● **Entries from a dataset of interfaces**
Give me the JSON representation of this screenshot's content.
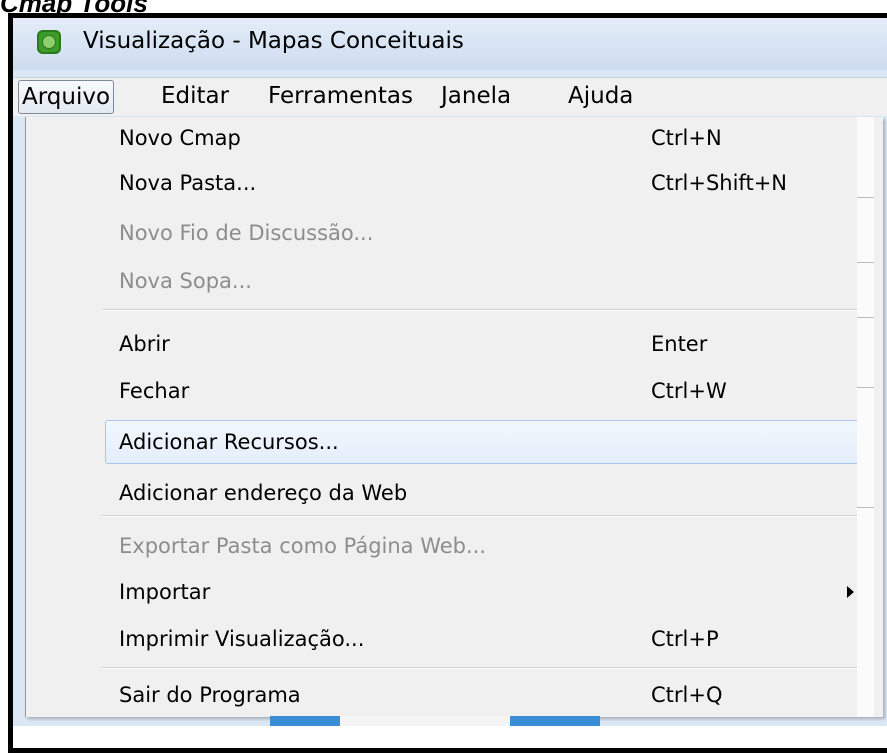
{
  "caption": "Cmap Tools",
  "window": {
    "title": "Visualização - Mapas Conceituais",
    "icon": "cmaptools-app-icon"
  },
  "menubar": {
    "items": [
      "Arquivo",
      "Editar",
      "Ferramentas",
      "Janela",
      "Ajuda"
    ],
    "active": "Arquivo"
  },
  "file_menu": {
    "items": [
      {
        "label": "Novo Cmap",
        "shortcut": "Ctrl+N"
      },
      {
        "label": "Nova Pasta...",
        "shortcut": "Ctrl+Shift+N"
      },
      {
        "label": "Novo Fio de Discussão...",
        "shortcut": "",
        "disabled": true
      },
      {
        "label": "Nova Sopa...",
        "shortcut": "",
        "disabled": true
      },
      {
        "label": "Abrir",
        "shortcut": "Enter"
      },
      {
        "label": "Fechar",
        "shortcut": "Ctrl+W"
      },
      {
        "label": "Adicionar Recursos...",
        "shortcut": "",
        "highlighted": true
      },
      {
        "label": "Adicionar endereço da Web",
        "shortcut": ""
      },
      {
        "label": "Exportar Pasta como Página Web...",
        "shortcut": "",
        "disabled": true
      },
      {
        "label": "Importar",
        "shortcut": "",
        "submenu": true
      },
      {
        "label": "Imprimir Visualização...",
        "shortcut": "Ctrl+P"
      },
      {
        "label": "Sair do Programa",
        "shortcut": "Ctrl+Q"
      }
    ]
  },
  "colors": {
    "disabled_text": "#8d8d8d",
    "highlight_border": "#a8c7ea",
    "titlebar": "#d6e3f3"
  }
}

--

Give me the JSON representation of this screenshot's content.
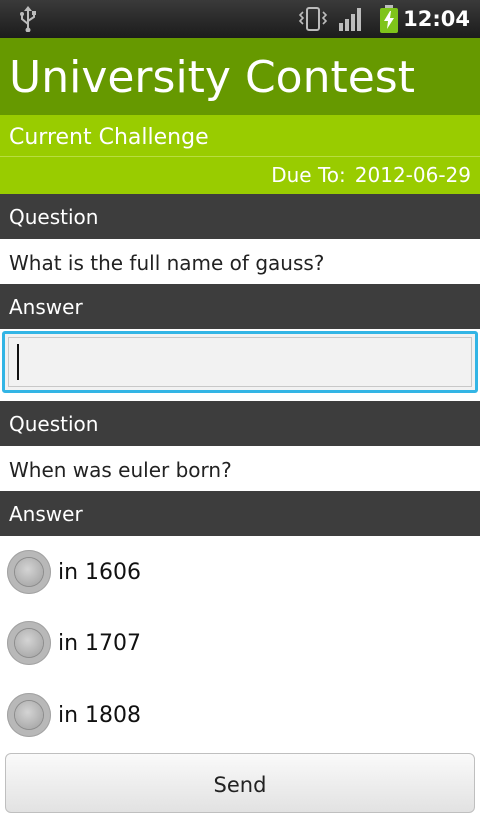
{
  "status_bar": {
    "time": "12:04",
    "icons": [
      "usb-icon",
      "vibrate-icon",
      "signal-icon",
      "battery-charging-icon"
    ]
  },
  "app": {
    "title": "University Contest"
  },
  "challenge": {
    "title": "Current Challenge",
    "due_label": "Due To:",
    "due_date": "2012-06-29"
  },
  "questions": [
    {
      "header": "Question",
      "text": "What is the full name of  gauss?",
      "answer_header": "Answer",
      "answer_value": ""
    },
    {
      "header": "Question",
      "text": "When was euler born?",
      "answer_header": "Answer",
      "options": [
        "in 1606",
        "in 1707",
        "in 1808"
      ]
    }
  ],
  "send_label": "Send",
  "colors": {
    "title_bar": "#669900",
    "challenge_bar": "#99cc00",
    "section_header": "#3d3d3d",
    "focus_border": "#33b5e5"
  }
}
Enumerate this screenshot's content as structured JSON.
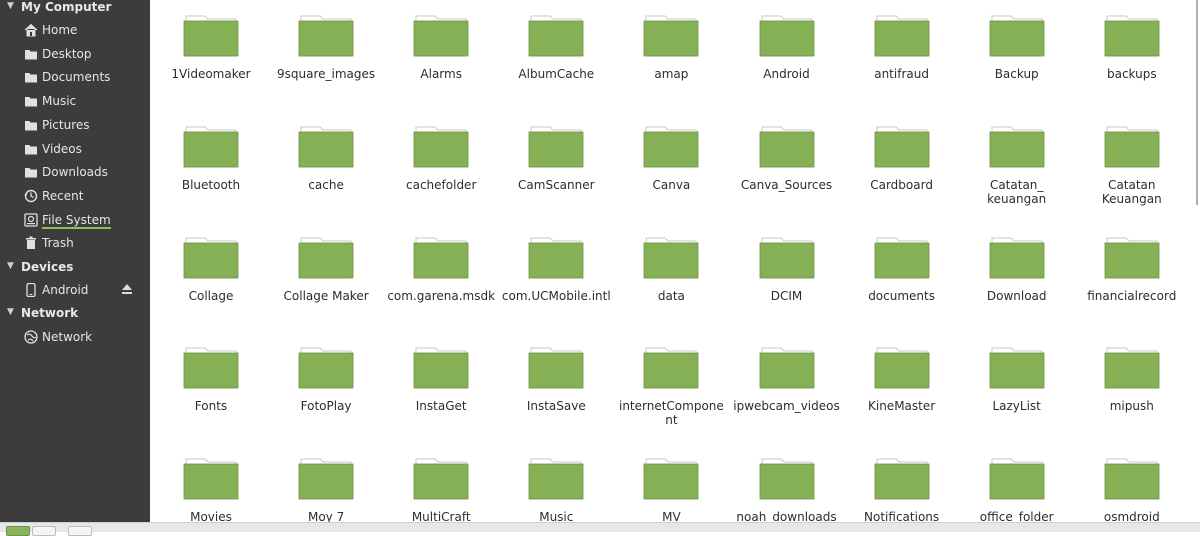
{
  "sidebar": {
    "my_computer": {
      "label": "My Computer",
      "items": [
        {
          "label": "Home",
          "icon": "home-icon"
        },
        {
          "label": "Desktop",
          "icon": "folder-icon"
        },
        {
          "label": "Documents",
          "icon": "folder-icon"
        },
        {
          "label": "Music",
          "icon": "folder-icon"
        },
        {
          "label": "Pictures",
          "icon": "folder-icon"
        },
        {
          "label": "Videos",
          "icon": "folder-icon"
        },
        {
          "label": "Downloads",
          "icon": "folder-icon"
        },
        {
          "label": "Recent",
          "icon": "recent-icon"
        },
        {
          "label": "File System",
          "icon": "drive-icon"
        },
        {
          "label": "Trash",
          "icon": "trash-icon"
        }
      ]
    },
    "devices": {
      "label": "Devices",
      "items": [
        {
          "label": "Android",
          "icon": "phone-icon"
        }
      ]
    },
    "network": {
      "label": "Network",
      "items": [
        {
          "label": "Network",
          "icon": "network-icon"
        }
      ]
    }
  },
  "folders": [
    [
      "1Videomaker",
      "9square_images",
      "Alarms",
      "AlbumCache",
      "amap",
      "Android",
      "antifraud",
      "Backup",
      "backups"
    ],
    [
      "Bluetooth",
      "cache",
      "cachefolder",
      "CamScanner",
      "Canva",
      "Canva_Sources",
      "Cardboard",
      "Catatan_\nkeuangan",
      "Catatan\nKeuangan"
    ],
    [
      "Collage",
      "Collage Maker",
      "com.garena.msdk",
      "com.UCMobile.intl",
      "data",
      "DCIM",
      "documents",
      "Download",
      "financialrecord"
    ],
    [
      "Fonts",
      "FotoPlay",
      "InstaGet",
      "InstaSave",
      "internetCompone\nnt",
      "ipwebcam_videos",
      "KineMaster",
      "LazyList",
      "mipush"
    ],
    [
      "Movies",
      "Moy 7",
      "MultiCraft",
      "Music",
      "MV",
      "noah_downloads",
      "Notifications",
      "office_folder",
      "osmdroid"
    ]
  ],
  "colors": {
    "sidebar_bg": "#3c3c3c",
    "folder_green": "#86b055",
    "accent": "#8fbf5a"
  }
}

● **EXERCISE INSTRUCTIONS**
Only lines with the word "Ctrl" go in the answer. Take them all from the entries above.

● **TASK RESULT**
        "shortcut": "Ctrl+N"
        "shortcut": "Ctrl+Shift+N"
        "shortcut": "Ctrl+W"
        "shortcut": "Ctrl+P"
        "shortcut": "Ctrl+Q"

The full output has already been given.